> Task prompt
All lines below containing "icon" are to be listed.

Page and application data records:
----

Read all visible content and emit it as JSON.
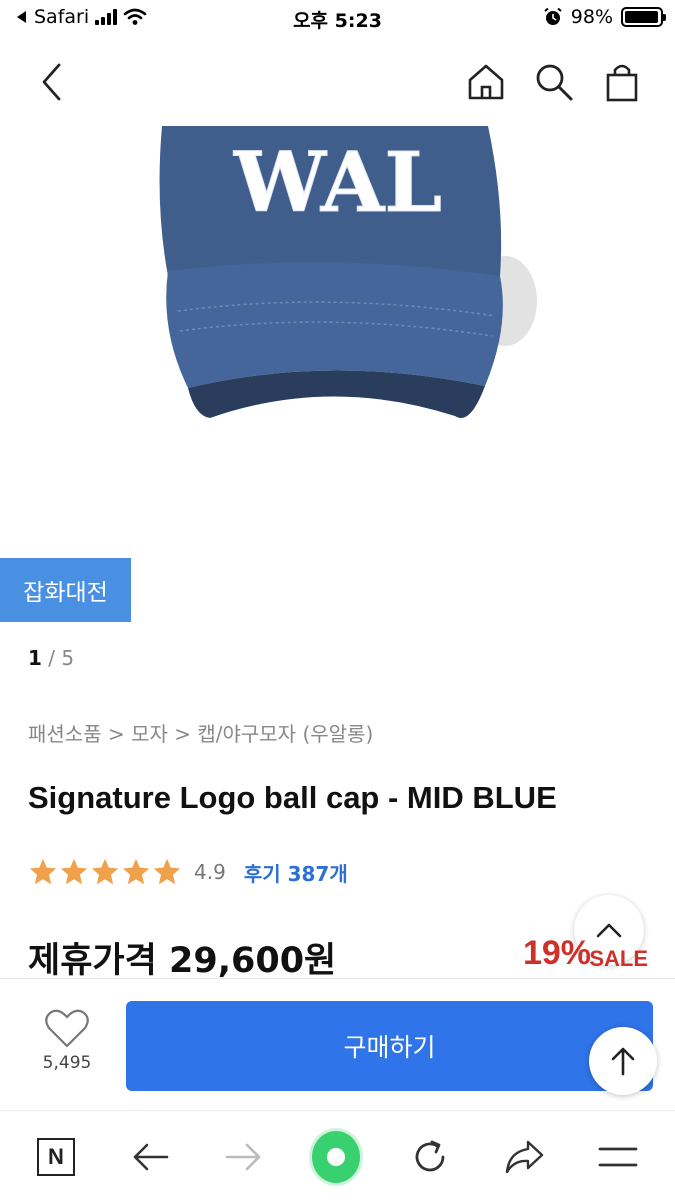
{
  "status_bar": {
    "carrier": "Safari",
    "time": "오후 5:23",
    "battery": "98%",
    "battery_level": 0.98
  },
  "nav": {
    "back_icon": "chevron-left-icon",
    "home_icon": "home-icon",
    "search_icon": "search-icon",
    "cart_icon": "shopping-bag-icon"
  },
  "product": {
    "category_badge": "잡화대전",
    "pager_current": "1",
    "pager_total": "/ 5",
    "breadcrumb": "패션소품 > 모자 > 캡/야구모자 (우알롱)",
    "title": "Signature Logo ball cap - MID BLUE",
    "rating_stars": 5,
    "rating_value": "4.9",
    "review_label": "후기 387개",
    "price_label": "제휴가격 29,600원",
    "discount": "19%",
    "sale_tag": "SALE",
    "cap_logo": "WAL"
  },
  "purchase_bar": {
    "like_count": "5,495",
    "buy_label": "구매하기"
  },
  "colors": {
    "accent_blue": "#2f74e8",
    "badge_blue": "#4a90e2",
    "star_orange": "#f0a14a",
    "discount_red": "#d0302a",
    "cap_navy": "#3f5e8c"
  }
}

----

> Your response
    "back_icon": "chevron-left-icon",
    "home_icon": "home-icon",
    "search_icon": "search-icon",
    "cart_icon": "shopping-bag-icon"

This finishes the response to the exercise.